2020 was a year of unexpected changes, and that was reflected in the markets and economy. All things considered, the year ended on a relatively high note. But with more uncertainty in the year ahead, it will be another year to watch as the months go by.
Here’s a look back at the 2020 economy, which was one of the most challenging years in American history:
Quarter 1: 2020 Economy Financial Review
When the year began, no one could have anticipated what was to come. The economy started out strong, but contracted in March as coronavirus cases surged.
The drop in the markets was significant, falling by 20% in the U.S. The longest bull market ever, spanning 11 years, entered into a bear market in March. But this bear market was particularly unusual because it climbed back into bull market territory after only 33 days – breaking another record as the shortest bear market in U.S. history.
Quarter 2: Quick Recovery
Markets were on the upswing at the end of the first quarter, but the economy was still lurching its way through the pandemic. The unemployment rate for April was up to 14.4%, a big change from March’s 4.4%. Overall, GDP shrank 5% during the first quarter. The U.S. government released an emergency stimulus package to help the country weather the storm, which did offer a modest economic boost.
New Hampshire also rolled out its Main Street Relief Fund to provide aid for business owners affected by the pandemic.

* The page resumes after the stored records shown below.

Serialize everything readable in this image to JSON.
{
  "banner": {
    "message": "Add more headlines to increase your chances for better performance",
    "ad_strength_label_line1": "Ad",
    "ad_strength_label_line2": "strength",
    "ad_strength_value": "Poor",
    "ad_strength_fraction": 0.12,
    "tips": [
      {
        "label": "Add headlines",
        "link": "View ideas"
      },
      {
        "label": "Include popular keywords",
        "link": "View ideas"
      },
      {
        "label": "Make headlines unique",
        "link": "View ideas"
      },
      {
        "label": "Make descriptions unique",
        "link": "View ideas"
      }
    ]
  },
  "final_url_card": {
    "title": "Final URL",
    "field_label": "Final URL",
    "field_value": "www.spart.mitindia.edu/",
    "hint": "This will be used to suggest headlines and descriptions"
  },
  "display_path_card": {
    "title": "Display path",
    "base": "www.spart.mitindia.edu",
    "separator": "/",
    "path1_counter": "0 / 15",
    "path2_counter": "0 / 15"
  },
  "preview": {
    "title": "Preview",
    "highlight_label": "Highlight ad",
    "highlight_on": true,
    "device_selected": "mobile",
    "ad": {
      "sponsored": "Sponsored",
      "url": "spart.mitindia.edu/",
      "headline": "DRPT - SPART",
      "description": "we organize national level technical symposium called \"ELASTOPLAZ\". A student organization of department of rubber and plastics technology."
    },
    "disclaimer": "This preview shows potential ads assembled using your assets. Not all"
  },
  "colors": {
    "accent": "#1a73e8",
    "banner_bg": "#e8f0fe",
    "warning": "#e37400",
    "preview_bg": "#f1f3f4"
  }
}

By the end of the second quarter, the U.S. markets had made a dramatic recovery. The S&P 500 was up by more than 20%, and the Dow improved by 18.5%. During this time, NASDAQ set some record highs and equities in particular made a comeback.
This quick recovery was thanks in part to the stimulus package, optimism about vaccine developments and Covid-19 rates dipping after weeks of lockdown.

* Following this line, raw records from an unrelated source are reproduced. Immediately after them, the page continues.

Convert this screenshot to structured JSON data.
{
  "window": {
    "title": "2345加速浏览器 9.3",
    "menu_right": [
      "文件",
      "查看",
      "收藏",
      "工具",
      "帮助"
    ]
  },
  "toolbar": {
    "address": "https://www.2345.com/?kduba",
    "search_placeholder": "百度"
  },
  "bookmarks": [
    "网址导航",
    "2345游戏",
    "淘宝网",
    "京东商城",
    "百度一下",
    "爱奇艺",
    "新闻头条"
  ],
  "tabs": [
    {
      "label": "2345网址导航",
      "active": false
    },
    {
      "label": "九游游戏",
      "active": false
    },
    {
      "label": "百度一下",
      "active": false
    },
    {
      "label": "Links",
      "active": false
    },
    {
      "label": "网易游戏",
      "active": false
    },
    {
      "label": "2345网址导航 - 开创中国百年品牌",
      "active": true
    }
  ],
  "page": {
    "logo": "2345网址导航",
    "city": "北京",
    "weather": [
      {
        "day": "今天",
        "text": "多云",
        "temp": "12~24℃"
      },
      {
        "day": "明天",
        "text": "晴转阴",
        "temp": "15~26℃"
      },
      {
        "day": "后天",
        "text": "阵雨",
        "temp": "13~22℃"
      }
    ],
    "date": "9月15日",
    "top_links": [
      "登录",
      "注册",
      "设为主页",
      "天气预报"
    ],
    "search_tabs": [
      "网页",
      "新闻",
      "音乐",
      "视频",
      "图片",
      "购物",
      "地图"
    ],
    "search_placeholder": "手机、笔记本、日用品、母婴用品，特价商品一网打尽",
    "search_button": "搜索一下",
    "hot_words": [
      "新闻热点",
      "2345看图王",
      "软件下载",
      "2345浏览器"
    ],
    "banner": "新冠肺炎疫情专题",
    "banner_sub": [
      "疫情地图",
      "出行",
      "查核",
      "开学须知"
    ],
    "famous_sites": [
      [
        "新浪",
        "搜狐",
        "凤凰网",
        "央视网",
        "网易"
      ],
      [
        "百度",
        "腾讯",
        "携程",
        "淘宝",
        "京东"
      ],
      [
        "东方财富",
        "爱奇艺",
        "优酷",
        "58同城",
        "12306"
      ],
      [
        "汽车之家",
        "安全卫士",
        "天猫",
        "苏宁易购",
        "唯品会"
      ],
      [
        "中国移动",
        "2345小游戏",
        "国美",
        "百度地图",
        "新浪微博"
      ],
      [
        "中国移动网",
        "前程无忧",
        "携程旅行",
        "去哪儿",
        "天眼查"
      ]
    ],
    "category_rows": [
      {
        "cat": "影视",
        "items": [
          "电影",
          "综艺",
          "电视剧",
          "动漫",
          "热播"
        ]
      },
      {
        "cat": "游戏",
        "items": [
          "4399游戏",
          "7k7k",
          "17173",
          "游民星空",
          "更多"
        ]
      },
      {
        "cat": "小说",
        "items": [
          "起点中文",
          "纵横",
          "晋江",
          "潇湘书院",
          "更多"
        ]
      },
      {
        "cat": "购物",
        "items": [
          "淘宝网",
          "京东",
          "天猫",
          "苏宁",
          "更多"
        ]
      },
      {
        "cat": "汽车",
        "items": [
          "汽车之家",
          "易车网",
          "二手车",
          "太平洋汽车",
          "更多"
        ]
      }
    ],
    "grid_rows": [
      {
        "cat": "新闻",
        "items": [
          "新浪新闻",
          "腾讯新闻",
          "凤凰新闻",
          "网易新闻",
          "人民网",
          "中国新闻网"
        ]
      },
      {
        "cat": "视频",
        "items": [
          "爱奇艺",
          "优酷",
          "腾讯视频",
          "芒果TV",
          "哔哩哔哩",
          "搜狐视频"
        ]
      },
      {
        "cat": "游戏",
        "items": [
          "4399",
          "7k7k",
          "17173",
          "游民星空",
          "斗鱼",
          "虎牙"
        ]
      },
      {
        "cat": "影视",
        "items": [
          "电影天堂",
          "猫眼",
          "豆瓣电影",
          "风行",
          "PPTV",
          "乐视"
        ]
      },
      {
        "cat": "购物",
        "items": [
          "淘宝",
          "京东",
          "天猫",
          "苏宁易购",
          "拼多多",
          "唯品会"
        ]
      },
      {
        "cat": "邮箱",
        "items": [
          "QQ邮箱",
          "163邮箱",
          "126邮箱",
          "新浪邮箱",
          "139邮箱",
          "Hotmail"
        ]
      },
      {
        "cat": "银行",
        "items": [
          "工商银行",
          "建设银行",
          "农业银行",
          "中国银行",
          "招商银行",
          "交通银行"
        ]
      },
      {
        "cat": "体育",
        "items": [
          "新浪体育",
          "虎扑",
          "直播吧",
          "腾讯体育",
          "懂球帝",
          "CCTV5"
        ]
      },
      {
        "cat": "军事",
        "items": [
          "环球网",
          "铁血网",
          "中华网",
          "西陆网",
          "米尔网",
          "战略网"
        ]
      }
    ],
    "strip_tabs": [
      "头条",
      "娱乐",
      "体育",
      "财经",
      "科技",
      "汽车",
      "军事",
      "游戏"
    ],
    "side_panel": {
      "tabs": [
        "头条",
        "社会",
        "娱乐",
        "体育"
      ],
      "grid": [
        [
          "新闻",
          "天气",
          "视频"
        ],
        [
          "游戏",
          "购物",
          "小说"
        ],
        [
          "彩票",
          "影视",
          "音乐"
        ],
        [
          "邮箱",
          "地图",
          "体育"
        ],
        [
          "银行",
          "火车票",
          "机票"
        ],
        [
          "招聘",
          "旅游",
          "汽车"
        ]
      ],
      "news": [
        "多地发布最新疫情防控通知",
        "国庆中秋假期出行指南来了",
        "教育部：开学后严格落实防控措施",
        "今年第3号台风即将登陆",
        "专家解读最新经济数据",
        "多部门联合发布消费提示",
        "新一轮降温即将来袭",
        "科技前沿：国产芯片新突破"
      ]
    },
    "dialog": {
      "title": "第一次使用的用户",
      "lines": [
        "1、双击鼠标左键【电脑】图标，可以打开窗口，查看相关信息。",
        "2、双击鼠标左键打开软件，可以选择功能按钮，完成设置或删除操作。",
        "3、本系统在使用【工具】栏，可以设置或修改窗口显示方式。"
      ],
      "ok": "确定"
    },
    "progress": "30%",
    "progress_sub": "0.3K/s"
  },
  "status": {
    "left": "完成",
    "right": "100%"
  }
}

Quarter 3: The Upswing Continues
After the freefall and fear of the first half of the year, Q3 made a shocking comeback. The U.S. economy grew at a record breaking rate, with the GDP expanding by 33.1%.

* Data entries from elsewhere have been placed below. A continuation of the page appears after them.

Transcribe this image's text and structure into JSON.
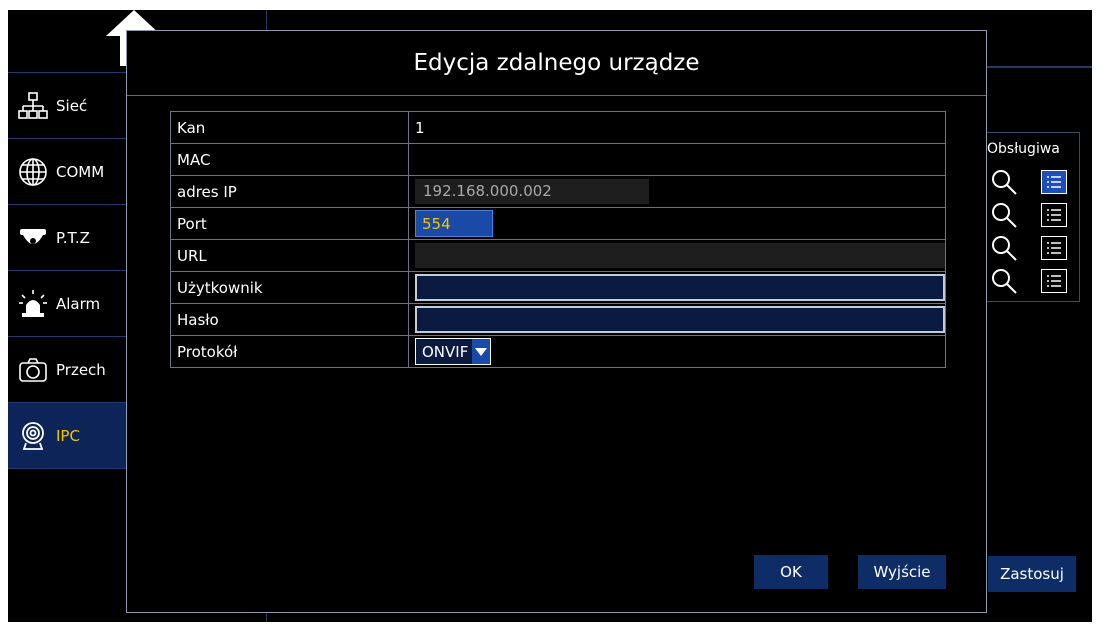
{
  "sidebar": {
    "items": [
      {
        "label": "Sieć",
        "icon": "network-icon"
      },
      {
        "label": "COMM",
        "icon": "globe-icon"
      },
      {
        "label": "P.T.Z",
        "icon": "dome-camera-icon"
      },
      {
        "label": "Alarm",
        "icon": "siren-icon"
      },
      {
        "label": "Przech",
        "icon": "camera-icon"
      },
      {
        "label": "IPC",
        "icon": "webcam-icon"
      }
    ],
    "active_item": "IPC"
  },
  "right_panel": {
    "support_header": "Obsługiwa",
    "apply_label": "Zastosuj",
    "rows": 4
  },
  "dialog": {
    "title": "Edycja zdalnego urządze",
    "fields": {
      "channel_label": "Kan",
      "channel_value": "1",
      "mac_label": "MAC",
      "mac_value": "",
      "ip_label": "adres IP",
      "ip_value": "192.168.000.002",
      "port_label": "Port",
      "port_value": "554",
      "url_label": "URL",
      "url_value": "",
      "user_label": "Użytkownik",
      "user_value": "",
      "password_label": "Hasło",
      "password_value": "",
      "protocol_label": "Protokół",
      "protocol_value": "ONVIF"
    },
    "ok_label": "OK",
    "exit_label": "Wyjście"
  },
  "colors": {
    "accent_blue": "#1a4aa8",
    "active_text": "#f2c500",
    "button_bg": "#0e2d66"
  }
}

As a result, the markets reflected that sense of optimism with more growth overall.
But beneath all that growth and optimism was a country suffering from incredible loss, racial unrest and a divisive presidential election.
The promising numbers from Q3 are partially due to government assistance and the growth of certain big industries, like household goods and technology. But for so many Americans, especially those in industries hit hard by the pandemic and small business owners, this did not feel like a prosperous time. Many people were still reeling from job loss and income cuts.
Q4: Improvements, But Challenges Ahead
The Q4 economic and market indicators paint an interesting picture.
The unemployment rate in December 2020 was 6.7%, which is a big improvement from 14% in April. However, it’s still twice as high as it was in February.
The same goes for people on temporary layoffs. In December, that number was 3 million. Again, that’s certainly an improvement from the 18 million on temporary layoff in April, but it’s still 2.3 million higher than February.
The number of people who lost their jobs permanently dropped by 348,000 in December, but is still up by more than 2 million since the beginning of the year.
What these numbers tell us is that yes, things are improving. But it was still a challenging year overall.
2020 showed the resiliency of not just the markets and the economy, but also of people in general. And while the number of Americans who have died from Covid-19 has reached a bleak 400,000, there are reasons to be optimistic.
As vaccines rolled out at the end of 2020, people became hopeful that a return to normalcy could be around the corner. If that optimism continues, 2021 could be a year of even more growth.
Regardless of what happens, the best things you can do for your money haven’t changed: keep your emergency fund topped up, invest with the long-haul in mind, and continue to set goals that keep you focused and motivated.
Do you need help getting your finances organized? Contact me today to set up a meeting to talk about your goals. You can also download my free ebook for physicians for tips and information about getting your finances on track.